UX makes the difference
UX “User Experience” is understood as to how a user feels interacting with any digital product or service. With a strong sense of empathy, the UX Writer makes the difference by putting the user as the protagonist and the problem or concern as the villain.
The UX team designs the product for your buyer persona and makes improvements before and during the process according to the demands of the users. Like narrating a story, it leads the user to carry out different actions through images, colors, and words. If the user wins, the company wins.
Relationship between UX Writing and ROI
If the product is useful and easy to use, it will be easier to achieve a good ROI “Return on Investment”. Facilitating a purchase or getting the user to solve their problem in just a few steps is a benefit for the brand.
A simple text change can change the user’s attitude so that they do not feel rushed or confused: if they use the product easily and it meets their needs, it is very likely that they will consume it again and that they will recommend it. If the content is not clear, the company will not be able to sell efficiently.
When should you incorporate a UX Writer into your team?
Like everything we do in Digital Marketing, UX Writing is also measurable.
Through a dashboard or tools such as Google Analytics, we can evaluate how long users stay and wherein the process they leave the site.
UX Writing is not only necessary to communicate with the voice of the brand, but also for the user to understand what to do on the site.
To avoid conversion losses and a slow return on investment, you can incorporate a UX Writer that is part of the design process and ensures a content-first “content first” that accompanies the product and the voice of the brand from the beginning.
A good copy can also differentiate you from the competition: it can even act as a moderator for some product problems. For example, some brands place phrases or news on loading screens that take more seconds than usual, thus ensuring that the user remains on the site and awaits the result.
With the continued growth of the SaaS “Software as a Service” and mobile applications industry, you should have a UX Writer on your team from the start. The more familiar you are with the product and the more you know about the target audience, the greater the success stories for the company.
UX Writing Example
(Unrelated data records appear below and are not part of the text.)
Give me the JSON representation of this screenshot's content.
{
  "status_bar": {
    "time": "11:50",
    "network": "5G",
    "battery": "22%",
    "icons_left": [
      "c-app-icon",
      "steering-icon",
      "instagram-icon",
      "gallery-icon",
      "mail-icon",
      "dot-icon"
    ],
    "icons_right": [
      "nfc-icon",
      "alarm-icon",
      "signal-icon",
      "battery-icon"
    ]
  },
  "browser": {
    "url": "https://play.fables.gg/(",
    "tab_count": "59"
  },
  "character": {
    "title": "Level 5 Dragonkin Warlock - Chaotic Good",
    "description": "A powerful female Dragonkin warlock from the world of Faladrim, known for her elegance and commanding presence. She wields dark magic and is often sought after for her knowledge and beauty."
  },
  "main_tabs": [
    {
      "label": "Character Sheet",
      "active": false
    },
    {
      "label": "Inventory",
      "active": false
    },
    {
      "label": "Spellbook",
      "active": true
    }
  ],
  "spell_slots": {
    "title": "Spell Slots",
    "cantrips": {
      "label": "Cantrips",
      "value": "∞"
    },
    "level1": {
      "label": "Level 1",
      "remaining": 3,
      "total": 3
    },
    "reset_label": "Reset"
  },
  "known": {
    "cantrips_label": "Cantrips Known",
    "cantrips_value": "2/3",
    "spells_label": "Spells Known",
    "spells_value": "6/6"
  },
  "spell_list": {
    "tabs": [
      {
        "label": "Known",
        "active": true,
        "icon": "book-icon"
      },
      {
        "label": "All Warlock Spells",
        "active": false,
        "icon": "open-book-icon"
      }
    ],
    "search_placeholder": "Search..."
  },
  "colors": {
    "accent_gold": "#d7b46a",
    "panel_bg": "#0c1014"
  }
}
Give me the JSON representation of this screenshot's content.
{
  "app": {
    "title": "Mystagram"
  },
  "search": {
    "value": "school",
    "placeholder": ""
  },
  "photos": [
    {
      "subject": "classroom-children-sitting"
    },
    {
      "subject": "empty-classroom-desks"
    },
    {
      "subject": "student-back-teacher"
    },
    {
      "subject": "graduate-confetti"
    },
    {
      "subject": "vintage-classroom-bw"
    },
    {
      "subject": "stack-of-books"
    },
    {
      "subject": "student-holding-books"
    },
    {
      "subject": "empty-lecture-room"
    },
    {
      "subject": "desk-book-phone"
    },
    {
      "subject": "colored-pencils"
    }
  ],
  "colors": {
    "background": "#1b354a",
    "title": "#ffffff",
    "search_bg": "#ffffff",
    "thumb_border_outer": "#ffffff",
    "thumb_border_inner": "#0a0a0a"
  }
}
This e-mail marketing platform is characterized by an informal tone that appeals to dry humor. It is important to clarify that, although Mailchimp has a character named Freddie, who captures the spirit of the brand and participates with gestures throughout the experience, the texts are not written with his tone.
Considering what it can cost to put together an email marketing campaign, the company relieves users with highly memorable success messages.
The brand used UX Writing as differentiation and as a reason for dissemination: it is very common to hear about its creative messages; users even create accounts on social networks that collect the famous phrases that appear when using the platform.
If consumers come to your website through marketing and digital advertising campaigns, but then they don’t know what to do there, you have wasted a lot of time and money.
It is not enough to write nice: UX designers who understand the user and who know their needs are needed to provide a better experience.
UX Writing appeals to customer satisfaction and communicates with him through the same vocabulary; Therefore, it creates a link and brings it closer to the brand.
We hope that the examples of these great companies have inspired you to differentiate yourself through UX Writing and increase your conversion rate.
Don’t miss reading The relationship between User Experience and SEO. Here we bring you all the information about SEO and UX.